**Your goal**
Set down every entry word for word. Omit the pictures.
= = = =
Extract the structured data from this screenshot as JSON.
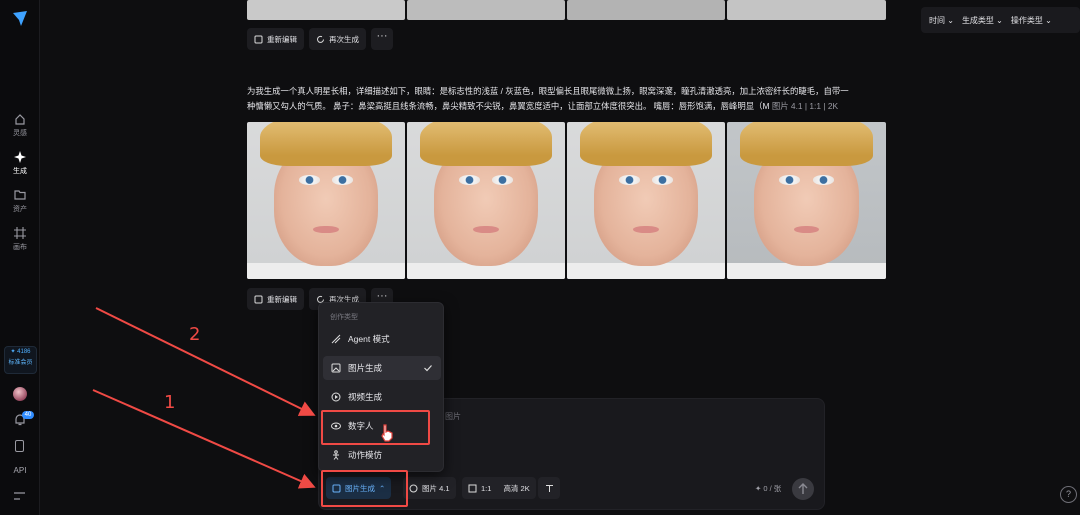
{
  "rail": {
    "items": [
      {
        "label": "灵感",
        "icon": "lightbulb-icon"
      },
      {
        "label": "生成",
        "icon": "sparkle-icon"
      },
      {
        "label": "资产",
        "icon": "folder-icon"
      },
      {
        "label": "画布",
        "icon": "canvas-icon"
      }
    ],
    "credits": "✦ 4186",
    "membership": "标准会员",
    "notification_count": "40",
    "api_label": "API"
  },
  "filters": {
    "time": "时间",
    "gen_type": "生成类型",
    "op_type": "操作类型"
  },
  "actions": {
    "reedit": "重新编辑",
    "regenerate": "再次生成",
    "more": "···"
  },
  "prompt": {
    "line1": "为我生成一个真人明星长相，详细描述如下，眼睛：是标志性的浅蓝 / 灰蓝色，眼型偏长且眼尾微微上扬，眼窝深邃，瞳孔清澈透亮，加上浓密纤长的睫毛，自带一",
    "line2": "种慵懒又勾人的气质。 鼻子：鼻梁高挺且线条流畅，鼻尖精致不尖锐，鼻翼宽度适中，让面部立体度很突出。 嘴唇：唇形饱满，唇峰明显（M",
    "meta": "图片 4.1  |  1:1  |  2K"
  },
  "menu": {
    "header": "创作类型",
    "items": [
      {
        "label": "Agent 模式",
        "icon": "agent-icon"
      },
      {
        "label": "图片生成",
        "icon": "image-icon",
        "selected": true
      },
      {
        "label": "视频生成",
        "icon": "video-icon"
      },
      {
        "label": "数字人",
        "icon": "digital-human-icon"
      },
      {
        "label": "动作模仿",
        "icon": "motion-icon"
      }
    ]
  },
  "composer": {
    "placeholder": "图片",
    "mode": "图片生成",
    "model": "图片 4.1",
    "ratio": "1:1",
    "quality": "高清 2K",
    "count": "0 / 张"
  },
  "annotations": {
    "one": "1",
    "two": "2",
    "color": "#f04a45"
  },
  "help": "?"
}
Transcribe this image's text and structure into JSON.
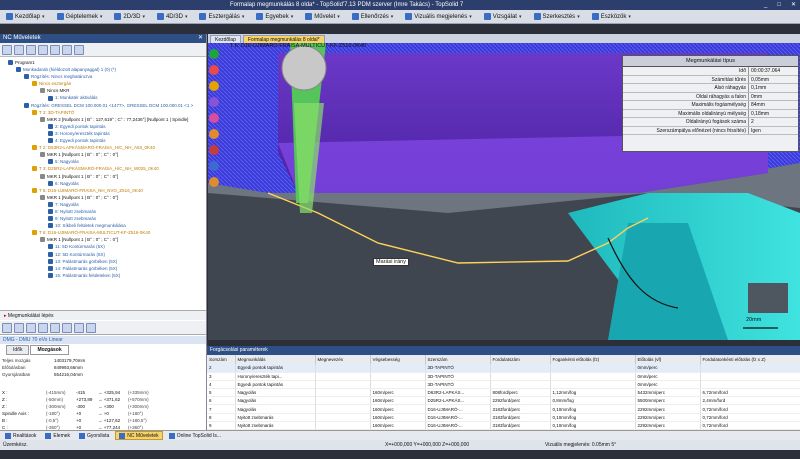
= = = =
**Answer box**
Extract the structured data from this screenshot as JSON.
{
  "rail": {
    "items": [
      {
        "label": "灵感",
        "icon": "lightbulb-icon"
      },
      {
        "label": "生成",
        "icon": "sparkle-icon"
      },
      {
        "label": "资产",
        "icon": "folder-icon"
      },
      {
        "label": "画布",
        "icon": "canvas-icon"
      }
    ],
    "credits": "✦ 4186",
    "membership": "标准会员",
    "notification_count": "40",
    "api_label": "API"
  },
  "filters": {
    "time": "时间",
    "gen_type": "生成类型",
    "op_type": "操作类型"
  },
  "actions": {
    "reedit": "重新编辑",
    "regenerate": "再次生成",
    "more": "···"
  },
  "prompt": {
    "line1": "为我生成一个真人明星长相，详细描述如下，眼睛：是标志性的浅蓝 / 灰蓝色，眼型偏长且眼尾微微上扬，眼窝深邃，瞳孔清澈透亮，加上浓密纤长的睫毛，自带一",
    "line2": "种慵懒又勾人的气质。 鼻子：鼻梁高挺且线条流畅，鼻尖精致不尖锐，鼻翼宽度适中，让面部立体度很突出。 嘴唇：唇形饱满，唇峰明显（M",
    "meta": "图片 4.1  |  1:1  |  2K"
  },
  "menu": {
    "header": "创作类型",
    "items": [
      {
        "label": "Agent 模式",
        "icon": "agent-icon"
      },
      {
        "label": "图片生成",
        "icon": "image-icon",
        "selected": true
      },
      {
        "label": "视频生成",
        "icon": "video-icon"
      },
      {
        "label": "数字人",
        "icon": "digital-human-icon"
      },
      {
        "label": "动作模仿",
        "icon": "motion-icon"
      }
    ]
  },
  "composer": {
    "placeholder": "图片",
    "mode": "图片生成",
    "model": "图片 4.1",
    "ratio": "1:1",
    "quality": "高清 2K",
    "count": "0 / 张"
  },
  "annotations": {
    "one": "1",
    "two": "2",
    "color": "#f04a45"
  },
  "help": "?"
}
Transcribe this image's text and structure into JSON.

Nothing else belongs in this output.